What is being asked
Read the records below and report each line in which "Medium" occurs.

Provided records

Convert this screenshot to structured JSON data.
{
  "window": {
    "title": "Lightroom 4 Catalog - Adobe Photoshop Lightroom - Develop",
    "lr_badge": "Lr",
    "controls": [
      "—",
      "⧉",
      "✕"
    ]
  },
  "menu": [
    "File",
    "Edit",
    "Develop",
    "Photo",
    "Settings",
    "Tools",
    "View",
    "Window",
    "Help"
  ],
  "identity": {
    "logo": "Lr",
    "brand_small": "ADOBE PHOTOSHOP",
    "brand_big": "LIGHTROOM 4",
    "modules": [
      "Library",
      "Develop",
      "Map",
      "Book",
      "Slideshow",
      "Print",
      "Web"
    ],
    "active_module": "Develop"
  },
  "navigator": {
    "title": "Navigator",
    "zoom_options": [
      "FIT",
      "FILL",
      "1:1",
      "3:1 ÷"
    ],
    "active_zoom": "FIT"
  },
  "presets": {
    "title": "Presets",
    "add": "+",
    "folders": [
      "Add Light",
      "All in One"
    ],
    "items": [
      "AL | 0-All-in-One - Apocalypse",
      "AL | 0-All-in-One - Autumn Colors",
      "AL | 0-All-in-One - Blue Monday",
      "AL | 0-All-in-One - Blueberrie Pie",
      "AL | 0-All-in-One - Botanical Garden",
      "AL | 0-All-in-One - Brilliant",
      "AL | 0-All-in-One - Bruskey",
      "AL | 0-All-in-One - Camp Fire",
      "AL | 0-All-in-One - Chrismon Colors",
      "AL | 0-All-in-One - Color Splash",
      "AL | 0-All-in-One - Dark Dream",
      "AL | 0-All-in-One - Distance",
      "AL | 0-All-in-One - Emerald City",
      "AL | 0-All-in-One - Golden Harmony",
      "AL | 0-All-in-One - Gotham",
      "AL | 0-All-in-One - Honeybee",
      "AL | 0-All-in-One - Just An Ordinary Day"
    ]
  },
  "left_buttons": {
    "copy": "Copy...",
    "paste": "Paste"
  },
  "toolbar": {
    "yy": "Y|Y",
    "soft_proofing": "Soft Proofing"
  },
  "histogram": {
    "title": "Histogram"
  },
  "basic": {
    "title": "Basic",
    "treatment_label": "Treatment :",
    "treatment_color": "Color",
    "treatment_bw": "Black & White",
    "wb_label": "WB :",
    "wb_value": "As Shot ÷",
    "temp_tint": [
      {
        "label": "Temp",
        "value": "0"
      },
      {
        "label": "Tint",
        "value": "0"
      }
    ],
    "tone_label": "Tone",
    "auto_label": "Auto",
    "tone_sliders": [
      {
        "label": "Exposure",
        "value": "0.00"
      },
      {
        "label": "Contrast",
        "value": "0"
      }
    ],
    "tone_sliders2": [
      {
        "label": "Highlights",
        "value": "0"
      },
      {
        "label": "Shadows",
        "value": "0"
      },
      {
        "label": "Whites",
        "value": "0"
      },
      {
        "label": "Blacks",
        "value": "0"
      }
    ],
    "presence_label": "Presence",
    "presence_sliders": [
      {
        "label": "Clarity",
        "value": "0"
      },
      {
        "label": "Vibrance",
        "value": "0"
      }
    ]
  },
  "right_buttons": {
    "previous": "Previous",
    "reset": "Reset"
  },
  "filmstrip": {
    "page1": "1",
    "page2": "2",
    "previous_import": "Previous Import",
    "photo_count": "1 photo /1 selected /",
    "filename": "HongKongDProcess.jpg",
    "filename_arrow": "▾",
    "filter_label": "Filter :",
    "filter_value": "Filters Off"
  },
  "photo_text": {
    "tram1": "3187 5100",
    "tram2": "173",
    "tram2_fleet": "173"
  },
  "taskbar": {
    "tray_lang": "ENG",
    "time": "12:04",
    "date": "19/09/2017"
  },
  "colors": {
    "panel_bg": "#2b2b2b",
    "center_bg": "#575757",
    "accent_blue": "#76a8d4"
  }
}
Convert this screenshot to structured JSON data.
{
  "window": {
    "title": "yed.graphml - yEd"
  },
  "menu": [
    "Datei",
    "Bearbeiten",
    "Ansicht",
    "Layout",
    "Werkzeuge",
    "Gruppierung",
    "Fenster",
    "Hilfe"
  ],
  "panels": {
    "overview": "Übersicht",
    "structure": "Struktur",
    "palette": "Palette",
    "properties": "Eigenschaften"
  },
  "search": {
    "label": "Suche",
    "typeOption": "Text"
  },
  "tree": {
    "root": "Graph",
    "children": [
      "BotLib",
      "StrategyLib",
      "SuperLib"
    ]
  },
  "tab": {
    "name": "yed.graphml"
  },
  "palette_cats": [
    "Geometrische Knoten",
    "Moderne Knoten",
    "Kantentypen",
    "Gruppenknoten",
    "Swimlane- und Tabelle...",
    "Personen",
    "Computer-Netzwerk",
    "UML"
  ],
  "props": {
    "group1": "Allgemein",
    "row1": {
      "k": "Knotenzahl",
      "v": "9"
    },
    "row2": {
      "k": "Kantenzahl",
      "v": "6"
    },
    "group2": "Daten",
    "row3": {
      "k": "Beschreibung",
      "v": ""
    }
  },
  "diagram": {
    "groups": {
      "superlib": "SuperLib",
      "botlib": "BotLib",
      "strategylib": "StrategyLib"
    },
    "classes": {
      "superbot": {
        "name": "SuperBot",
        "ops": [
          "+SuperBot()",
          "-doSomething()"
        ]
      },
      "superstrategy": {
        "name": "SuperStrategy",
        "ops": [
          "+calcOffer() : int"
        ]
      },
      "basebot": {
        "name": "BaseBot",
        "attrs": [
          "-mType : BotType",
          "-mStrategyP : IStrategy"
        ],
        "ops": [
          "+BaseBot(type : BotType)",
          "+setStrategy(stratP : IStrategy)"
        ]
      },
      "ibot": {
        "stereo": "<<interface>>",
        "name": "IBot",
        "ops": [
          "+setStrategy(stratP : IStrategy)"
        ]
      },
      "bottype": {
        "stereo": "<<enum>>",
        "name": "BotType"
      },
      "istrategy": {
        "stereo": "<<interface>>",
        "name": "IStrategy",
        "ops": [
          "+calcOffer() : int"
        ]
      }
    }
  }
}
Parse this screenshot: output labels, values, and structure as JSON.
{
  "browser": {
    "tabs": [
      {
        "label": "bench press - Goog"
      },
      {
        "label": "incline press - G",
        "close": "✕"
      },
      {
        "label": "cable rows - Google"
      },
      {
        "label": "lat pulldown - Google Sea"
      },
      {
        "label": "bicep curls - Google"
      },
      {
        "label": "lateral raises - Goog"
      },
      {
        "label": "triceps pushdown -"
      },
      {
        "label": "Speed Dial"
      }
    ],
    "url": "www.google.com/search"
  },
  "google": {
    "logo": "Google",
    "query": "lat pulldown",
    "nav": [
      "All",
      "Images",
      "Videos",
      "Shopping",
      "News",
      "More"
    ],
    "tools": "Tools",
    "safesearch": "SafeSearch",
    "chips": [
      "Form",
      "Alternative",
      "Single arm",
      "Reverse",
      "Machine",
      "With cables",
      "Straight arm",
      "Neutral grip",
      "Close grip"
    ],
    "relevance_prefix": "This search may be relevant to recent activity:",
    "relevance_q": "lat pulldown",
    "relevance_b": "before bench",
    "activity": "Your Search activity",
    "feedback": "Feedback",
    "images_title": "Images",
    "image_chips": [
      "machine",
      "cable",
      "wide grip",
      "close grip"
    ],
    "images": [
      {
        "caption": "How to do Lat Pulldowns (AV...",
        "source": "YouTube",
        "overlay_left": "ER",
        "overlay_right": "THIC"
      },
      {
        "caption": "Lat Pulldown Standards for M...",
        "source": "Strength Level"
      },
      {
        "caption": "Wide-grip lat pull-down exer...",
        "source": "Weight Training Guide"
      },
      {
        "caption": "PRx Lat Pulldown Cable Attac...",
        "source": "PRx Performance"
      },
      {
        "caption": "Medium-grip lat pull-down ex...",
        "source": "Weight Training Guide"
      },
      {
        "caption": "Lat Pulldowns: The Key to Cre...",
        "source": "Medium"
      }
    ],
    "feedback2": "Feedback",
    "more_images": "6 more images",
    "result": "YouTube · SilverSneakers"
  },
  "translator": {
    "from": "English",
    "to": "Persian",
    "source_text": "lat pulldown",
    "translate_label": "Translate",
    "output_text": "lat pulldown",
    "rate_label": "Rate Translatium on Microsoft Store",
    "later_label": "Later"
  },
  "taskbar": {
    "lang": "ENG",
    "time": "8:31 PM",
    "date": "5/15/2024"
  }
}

Exercise result
        "caption": "Medium-grip lat pull-down ex...",
        "source": "Medium"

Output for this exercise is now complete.